*TASK*:
Every record shown here needs to be repeated exactly.

[Website and app data records]
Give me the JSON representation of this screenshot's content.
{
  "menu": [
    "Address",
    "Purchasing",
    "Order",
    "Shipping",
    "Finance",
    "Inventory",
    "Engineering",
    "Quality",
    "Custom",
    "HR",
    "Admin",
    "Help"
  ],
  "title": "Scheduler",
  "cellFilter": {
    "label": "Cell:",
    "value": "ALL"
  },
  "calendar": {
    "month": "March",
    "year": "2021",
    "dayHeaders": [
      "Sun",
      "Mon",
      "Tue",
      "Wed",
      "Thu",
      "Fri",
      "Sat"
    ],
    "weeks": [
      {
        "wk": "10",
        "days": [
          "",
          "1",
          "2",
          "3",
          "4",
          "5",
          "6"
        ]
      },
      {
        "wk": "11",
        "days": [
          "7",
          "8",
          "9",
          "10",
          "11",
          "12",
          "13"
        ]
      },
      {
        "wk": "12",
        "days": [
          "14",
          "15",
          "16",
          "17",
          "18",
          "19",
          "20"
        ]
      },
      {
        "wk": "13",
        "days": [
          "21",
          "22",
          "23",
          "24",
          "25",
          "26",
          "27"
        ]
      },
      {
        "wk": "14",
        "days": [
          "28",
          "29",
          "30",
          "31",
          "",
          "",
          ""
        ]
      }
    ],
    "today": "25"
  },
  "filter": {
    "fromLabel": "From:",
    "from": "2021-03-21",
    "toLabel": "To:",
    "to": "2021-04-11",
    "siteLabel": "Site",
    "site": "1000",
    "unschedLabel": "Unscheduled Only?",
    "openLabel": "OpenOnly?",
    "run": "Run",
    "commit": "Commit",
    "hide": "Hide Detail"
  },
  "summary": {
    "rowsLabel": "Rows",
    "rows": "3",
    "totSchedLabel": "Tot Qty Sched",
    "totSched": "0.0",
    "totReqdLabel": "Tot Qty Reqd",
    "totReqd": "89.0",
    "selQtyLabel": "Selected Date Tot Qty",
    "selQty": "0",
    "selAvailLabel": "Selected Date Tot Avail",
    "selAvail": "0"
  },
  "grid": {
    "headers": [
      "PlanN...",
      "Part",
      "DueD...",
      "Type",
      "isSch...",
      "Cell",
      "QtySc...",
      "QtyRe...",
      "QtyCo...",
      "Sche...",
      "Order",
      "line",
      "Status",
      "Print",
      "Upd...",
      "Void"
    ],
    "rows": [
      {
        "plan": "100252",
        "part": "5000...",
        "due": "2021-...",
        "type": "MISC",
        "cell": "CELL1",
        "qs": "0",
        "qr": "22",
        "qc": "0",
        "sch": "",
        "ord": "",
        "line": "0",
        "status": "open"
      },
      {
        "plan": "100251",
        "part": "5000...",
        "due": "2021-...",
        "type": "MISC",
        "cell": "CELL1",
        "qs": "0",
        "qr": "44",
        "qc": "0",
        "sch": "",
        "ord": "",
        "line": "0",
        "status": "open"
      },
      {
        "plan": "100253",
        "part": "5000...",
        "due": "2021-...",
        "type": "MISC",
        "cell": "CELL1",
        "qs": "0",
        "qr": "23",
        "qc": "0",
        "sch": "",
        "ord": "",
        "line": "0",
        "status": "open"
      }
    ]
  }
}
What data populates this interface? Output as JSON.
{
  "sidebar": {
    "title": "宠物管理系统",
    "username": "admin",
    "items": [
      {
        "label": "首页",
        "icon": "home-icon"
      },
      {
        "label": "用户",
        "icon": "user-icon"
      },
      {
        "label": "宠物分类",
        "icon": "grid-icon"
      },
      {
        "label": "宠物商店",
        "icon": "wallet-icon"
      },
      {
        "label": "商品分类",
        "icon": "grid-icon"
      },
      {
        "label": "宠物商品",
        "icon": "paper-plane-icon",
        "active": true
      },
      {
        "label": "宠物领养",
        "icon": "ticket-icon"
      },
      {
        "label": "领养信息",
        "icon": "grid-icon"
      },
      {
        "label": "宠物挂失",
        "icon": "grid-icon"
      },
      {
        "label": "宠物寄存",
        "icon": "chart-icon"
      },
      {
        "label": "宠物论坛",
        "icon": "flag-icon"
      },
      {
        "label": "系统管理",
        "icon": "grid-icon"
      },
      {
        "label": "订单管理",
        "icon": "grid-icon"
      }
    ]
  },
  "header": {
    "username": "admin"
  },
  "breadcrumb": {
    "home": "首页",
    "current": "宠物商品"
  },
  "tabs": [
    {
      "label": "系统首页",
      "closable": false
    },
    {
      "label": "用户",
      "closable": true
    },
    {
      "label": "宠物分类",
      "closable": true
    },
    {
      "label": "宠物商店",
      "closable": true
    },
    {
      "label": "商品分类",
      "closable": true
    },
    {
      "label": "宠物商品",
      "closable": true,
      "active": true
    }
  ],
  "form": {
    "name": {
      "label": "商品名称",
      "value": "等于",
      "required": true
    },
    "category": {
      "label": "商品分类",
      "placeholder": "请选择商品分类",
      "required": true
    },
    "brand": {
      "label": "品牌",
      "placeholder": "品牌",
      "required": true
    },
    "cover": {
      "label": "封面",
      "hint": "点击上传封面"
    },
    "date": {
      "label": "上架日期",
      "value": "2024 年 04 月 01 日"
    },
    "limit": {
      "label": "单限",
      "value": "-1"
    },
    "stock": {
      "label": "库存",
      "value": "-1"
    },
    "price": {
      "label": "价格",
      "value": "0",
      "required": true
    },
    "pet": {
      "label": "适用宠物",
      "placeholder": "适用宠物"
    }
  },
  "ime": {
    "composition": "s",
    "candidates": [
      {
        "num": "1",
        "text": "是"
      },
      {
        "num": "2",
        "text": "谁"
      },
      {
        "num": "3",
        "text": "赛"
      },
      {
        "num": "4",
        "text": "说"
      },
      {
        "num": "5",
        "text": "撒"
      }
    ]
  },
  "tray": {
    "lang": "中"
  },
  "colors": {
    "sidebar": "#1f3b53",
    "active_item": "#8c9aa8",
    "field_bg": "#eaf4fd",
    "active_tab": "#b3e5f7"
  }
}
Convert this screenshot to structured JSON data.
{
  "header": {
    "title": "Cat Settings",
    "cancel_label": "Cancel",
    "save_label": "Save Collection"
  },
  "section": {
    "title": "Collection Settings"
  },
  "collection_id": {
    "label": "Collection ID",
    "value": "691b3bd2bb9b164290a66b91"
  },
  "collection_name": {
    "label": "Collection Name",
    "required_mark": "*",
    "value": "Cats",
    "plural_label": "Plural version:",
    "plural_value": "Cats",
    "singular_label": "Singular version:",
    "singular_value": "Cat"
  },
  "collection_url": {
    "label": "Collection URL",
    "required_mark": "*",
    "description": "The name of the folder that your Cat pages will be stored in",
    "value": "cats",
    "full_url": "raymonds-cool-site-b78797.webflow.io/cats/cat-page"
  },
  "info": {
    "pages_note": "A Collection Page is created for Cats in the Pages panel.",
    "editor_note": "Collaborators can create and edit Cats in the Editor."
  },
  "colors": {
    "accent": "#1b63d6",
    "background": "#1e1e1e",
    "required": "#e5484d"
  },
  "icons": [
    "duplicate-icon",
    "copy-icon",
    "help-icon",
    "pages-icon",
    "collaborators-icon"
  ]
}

*EXERCISE RESULT*:
Give me the JSON representation of this screenshot's content.
{
  "menu": [
    "Address",
    "Purchasing",
    "Order",
    "Shipping",
    "Finance",
    "Inventory",
    "Engineering",
    "Quality",
    "Custom",
    "HR",
    "Admin",
    "Help"
  ],
  "title": "Scheduler",
  "cellFilter": {
    "label": "Cell:",
    "value": "ALL"
  },
  "calendar": {
    "month": "March",
    "year": "2021",
    "dayHeaders": [
      "Sun",
      "Mon",
      "Tue",
      "Wed",
      "Thu",
      "Fri",
      "Sat"
    ],
    "weeks": [
      {
        "wk": "10",
        "days": [
          "",
          "1",
          "2",
          "3",
          "4",
          "5",
          "6"
        ]
      },
      {
        "wk": "11",
        "days": [
          "7",
          "8",
          "9",
          "10",
          "11",
          "12",
          "13"
        ]
      },
      {
        "wk": "12",
        "days": [
          "14",
          "15",
          "16",
          "17",
          "18",
          "19",
          "20"
        ]
      },
      {
        "wk": "13",
        "days": [
          "21",
          "22",
          "23",
          "24",
          "25",
          "26",
          "27"
        ]
      },
      {
        "wk": "14",
        "days": [
          "28",
          "29",
          "30",
          "31",
          "",
          "",
          ""
        ]
      }
    ],
    "today": "25"
  },
  "filter": {
    "fromLabel": "From:",
    "from": "2021-03-21",
    "toLabel": "To:",
    "to": "2021-04-11",
    "siteLabel": "Site",
    "site": "1000",
    "unschedLabel": "Unscheduled Only?",
    "openLabel": "OpenOnly?",
    "run": "Run",
    "commit": "Commit",
    "hide": "Hide Detail"
  },
  "summary": {
    "rowsLabel": "Rows",
    "rows": "3",
    "totSchedLabel": "Tot Qty Sched",
    "totSched": "0.0",
    "totReqdLabel": "Tot Qty Reqd",
    "totReqd": "89.0",
    "selQtyLabel": "Selected Date Tot Qty",
    "selQty": "0",
    "selAvailLabel": "Selected Date Tot Avail",
    "selAvail": "0"
  },
  "grid": {
    "headers": [
      "PlanN...",
      "Part",
      "DueD...",
      "Type",
      "isSch...",
      "Cell",
      "QtySc...",
      "QtyRe...",
      "QtyCo...",
      "Sche...",
      "Order",
      "line",
      "Status",
      "Print",
      "Upd...",
      "Void"
    ],
    "rows": [
      {
        "plan": "100252",
        "part": "5000...",
        "due": "2021-...",
        "type": "MISC",
        "cell": "CELL1",
        "qs": "0",
        "qr": "22",
        "qc": "0",
        "sch": "",
        "ord": "",
        "line": "0",
        "status": "open"
      },
      {
        "plan": "100251",
        "part": "5000...",
        "due": "2021-...",
        "type": "MISC",
        "cell": "CELL1",
        "qs": "0",
        "qr": "44",
        "qc": "0",
        "sch": "",
        "ord": "",
        "line": "0",
        "status": "open"
      },
      {
        "plan": "100253",
        "part": "5000...",
        "due": "2021-...",
        "type": "MISC",
        "cell": "CELL1",
        "qs": "0",
        "qr": "23",
        "qc": "0",
        "sch": "",
        "ord": "",
        "line": "0",
        "status": "open"
      }
    ]
  }
}
What data populates this interface? Output as JSON.
{
  "sidebar": {
    "title": "宠物管理系统",
    "username": "admin",
    "items": [
      {
        "label": "首页",
        "icon": "home-icon"
      },
      {
        "label": "用户",
        "icon": "user-icon"
      },
      {
        "label": "宠物分类",
        "icon": "grid-icon"
      },
      {
        "label": "宠物商店",
        "icon": "wallet-icon"
      },
      {
        "label": "商品分类",
        "icon": "grid-icon"
      },
      {
        "label": "宠物商品",
        "icon": "paper-plane-icon",
        "active": true
      },
      {
        "label": "宠物领养",
        "icon": "ticket-icon"
      },
      {
        "label": "领养信息",
        "icon": "grid-icon"
      },
      {
        "label": "宠物挂失",
        "icon": "grid-icon"
      },
      {
        "label": "宠物寄存",
        "icon": "chart-icon"
      },
      {
        "label": "宠物论坛",
        "icon": "flag-icon"
      },
      {
        "label": "系统管理",
        "icon": "grid-icon"
      },
      {
        "label": "订单管理",
        "icon": "grid-icon"
      }
    ]
  },
  "header": {
    "username": "admin"
  },
  "breadcrumb": {
    "home": "首页",
    "current": "宠物商品"
  },
  "tabs": [
    {
      "label": "系统首页",
      "closable": false
    },
    {
      "label": "用户",
      "closable": true
    },
    {
      "label": "宠物分类",
      "closable": true
    },
    {
      "label": "宠物商店",
      "closable": true
    },
    {
      "label": "商品分类",
      "closable": true
    },
    {
      "label": "宠物商品",
      "closable": true,
      "active": true
    }
  ],
  "form": {
    "name": {
      "label": "商品名称",
      "value": "等于",
      "required": true
    },
    "category": {
      "label": "商品分类",
      "placeholder": "请选择商品分类",
      "required": true
    },
    "brand": {
      "label": "品牌",
      "placeholder": "品牌",
      "required": true
    },
    "cover": {
      "label": "封面",
      "hint": "点击上传封面"
    },
    "date": {
      "label": "上架日期",
      "value": "2024 年 04 月 01 日"
    },
    "limit": {
      "label": "单限",
      "value": "-1"
    },
    "stock": {
      "label": "库存",
      "value": "-1"
    },
    "price": {
      "label": "价格",
      "value": "0",
      "required": true
    },
    "pet": {
      "label": "适用宠物",
      "placeholder": "适用宠物"
    }
  },
  "ime": {
    "composition": "s",
    "candidates": [
      {
        "num": "1",
        "text": "是"
      },
      {
        "num": "2",
        "text": "谁"
      },
      {
        "num": "3",
        "text": "赛"
      },
      {
        "num": "4",
        "text": "说"
      },
      {
        "num": "5",
        "text": "撒"
      }
    ]
  },
  "tray": {
    "lang": "中"
  },
  "colors": {
    "sidebar": "#1f3b53",
    "active_item": "#8c9aa8",
    "field_bg": "#eaf4fd",
    "active_tab": "#b3e5f7"
  }
}
Convert this screenshot to structured JSON data.
{
  "header": {
    "title": "Cat Settings",
    "cancel_label": "Cancel",
    "save_label": "Save Collection"
  },
  "section": {
    "title": "Collection Settings"
  },
  "collection_id": {
    "label": "Collection ID",
    "value": "691b3bd2bb9b164290a66b91"
  },
  "collection_name": {
    "label": "Collection Name",
    "required_mark": "*",
    "value": "Cats",
    "plural_label": "Plural version:",
    "plural_value": "Cats",
    "singular_label": "Singular version:",
    "singular_value": "Cat"
  },
  "collection_url": {
    "label": "Collection URL",
    "required_mark": "*",
    "description": "The name of the folder that your Cat pages will be stored in",
    "value": "cats",
    "full_url": "raymonds-cool-site-b78797.webflow.io/cats/cat-page"
  },
  "info": {
    "pages_note": "A Collection Page is created for Cats in the Pages panel.",
    "editor_note": "Collaborators can create and edit Cats in the Editor."
  },
  "colors": {
    "accent": "#1b63d6",
    "background": "#1e1e1e",
    "required": "#e5484d"
  },
  "icons": [
    "duplicate-icon",
    "copy-icon",
    "help-icon",
    "pages-icon",
    "collaborators-icon"
  ]
}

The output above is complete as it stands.